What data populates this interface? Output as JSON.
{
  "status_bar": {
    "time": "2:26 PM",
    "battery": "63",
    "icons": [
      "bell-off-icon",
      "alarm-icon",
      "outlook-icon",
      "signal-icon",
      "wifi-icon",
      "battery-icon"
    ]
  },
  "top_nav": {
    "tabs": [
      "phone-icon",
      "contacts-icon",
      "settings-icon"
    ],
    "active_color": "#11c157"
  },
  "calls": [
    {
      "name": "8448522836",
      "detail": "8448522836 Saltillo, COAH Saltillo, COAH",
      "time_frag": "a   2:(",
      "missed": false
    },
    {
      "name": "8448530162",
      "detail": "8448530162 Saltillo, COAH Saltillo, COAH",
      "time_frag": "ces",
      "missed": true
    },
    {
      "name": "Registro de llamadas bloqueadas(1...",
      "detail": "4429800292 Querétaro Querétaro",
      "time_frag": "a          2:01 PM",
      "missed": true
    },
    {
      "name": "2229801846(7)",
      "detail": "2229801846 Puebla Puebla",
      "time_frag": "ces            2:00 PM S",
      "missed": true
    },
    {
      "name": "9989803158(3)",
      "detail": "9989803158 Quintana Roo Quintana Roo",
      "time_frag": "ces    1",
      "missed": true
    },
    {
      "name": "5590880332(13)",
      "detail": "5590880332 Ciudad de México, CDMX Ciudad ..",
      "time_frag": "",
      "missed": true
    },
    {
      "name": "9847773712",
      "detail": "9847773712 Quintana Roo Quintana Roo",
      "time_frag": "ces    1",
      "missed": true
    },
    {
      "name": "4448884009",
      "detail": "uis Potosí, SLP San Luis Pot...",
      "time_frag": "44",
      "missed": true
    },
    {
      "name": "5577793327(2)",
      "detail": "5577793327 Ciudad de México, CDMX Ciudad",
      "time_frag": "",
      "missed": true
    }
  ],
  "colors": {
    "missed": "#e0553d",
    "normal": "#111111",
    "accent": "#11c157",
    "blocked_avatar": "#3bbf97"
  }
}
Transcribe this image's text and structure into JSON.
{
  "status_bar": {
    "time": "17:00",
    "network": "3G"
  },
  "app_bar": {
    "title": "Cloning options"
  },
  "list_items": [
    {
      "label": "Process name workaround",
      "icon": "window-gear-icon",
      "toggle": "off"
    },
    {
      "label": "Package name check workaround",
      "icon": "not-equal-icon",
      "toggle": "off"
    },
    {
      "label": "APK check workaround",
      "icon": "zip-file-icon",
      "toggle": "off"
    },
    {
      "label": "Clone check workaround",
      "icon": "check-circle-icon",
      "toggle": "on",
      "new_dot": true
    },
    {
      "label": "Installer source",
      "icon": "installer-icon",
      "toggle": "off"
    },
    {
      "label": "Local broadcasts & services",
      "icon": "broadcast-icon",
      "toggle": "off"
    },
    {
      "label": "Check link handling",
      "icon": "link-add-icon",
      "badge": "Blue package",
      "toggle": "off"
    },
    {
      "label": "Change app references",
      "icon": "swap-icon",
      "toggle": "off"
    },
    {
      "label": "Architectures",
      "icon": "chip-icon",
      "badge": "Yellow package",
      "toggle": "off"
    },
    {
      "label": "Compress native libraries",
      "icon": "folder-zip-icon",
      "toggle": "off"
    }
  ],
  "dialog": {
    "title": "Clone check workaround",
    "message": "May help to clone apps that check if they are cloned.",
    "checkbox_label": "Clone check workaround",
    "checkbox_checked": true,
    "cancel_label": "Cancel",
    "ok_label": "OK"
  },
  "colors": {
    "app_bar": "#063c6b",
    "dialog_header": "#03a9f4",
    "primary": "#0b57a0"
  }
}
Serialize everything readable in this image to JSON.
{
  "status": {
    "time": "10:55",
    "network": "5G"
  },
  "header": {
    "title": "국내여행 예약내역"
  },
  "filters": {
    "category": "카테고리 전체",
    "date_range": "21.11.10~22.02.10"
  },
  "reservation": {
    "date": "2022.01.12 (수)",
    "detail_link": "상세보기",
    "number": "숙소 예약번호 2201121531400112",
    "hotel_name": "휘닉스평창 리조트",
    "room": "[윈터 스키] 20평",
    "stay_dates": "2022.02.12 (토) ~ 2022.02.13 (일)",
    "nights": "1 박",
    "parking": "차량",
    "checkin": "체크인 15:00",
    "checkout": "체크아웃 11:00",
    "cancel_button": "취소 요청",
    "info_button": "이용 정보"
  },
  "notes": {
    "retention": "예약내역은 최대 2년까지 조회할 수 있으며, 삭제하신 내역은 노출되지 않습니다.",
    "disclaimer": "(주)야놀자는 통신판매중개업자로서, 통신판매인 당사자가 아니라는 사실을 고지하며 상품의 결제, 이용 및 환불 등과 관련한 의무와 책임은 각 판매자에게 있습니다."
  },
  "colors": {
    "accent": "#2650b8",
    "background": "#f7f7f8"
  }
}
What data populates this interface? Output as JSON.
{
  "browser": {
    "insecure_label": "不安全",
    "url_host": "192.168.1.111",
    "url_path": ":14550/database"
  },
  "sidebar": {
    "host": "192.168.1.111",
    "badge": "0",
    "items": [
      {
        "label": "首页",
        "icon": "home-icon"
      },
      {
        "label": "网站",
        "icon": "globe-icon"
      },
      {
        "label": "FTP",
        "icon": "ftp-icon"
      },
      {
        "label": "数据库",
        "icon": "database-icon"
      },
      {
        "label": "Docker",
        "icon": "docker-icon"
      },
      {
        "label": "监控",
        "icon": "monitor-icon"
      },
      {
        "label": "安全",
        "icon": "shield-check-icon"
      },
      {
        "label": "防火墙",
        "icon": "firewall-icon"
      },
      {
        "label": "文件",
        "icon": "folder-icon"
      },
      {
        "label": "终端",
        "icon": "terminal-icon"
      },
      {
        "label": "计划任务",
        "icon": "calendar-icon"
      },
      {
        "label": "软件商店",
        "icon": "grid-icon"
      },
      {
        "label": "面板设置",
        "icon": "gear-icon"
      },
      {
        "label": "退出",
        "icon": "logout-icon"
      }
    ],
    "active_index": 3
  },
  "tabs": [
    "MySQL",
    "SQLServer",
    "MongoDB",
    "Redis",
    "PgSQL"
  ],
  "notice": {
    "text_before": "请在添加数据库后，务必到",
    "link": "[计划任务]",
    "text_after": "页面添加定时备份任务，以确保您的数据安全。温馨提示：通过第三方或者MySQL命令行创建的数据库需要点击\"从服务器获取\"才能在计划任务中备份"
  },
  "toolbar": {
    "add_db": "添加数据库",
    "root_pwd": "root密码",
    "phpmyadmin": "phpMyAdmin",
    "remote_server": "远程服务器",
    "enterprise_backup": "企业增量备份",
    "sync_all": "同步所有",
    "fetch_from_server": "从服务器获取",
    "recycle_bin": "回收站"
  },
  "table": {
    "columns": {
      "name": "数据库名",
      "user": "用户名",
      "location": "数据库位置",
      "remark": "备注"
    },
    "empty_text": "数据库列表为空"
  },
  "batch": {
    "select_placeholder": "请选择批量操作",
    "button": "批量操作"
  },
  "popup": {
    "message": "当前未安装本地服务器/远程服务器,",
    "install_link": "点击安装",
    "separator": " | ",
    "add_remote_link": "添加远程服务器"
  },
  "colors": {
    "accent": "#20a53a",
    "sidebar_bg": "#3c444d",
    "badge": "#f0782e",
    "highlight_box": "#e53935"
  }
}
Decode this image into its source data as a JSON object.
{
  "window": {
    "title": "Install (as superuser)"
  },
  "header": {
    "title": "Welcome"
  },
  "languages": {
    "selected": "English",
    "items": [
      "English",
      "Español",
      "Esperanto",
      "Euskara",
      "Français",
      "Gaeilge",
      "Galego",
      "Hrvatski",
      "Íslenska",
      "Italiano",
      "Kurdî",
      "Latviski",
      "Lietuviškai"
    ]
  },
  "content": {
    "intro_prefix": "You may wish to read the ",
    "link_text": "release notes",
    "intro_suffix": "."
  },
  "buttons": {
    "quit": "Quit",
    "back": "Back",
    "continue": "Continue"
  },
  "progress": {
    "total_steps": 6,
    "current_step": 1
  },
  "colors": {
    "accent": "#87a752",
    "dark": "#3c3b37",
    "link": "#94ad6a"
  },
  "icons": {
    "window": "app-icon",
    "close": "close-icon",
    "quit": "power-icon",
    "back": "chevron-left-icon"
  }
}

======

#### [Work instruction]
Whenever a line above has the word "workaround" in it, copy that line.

#### [Solution for this task]
      "label": "Process name workaround",
      "label": "Package name check workaround",
      "label": "APK check workaround",
      "label": "Clone check workaround",
    "title": "Clone check workaround",
    "checkbox_label": "Clone check workaround",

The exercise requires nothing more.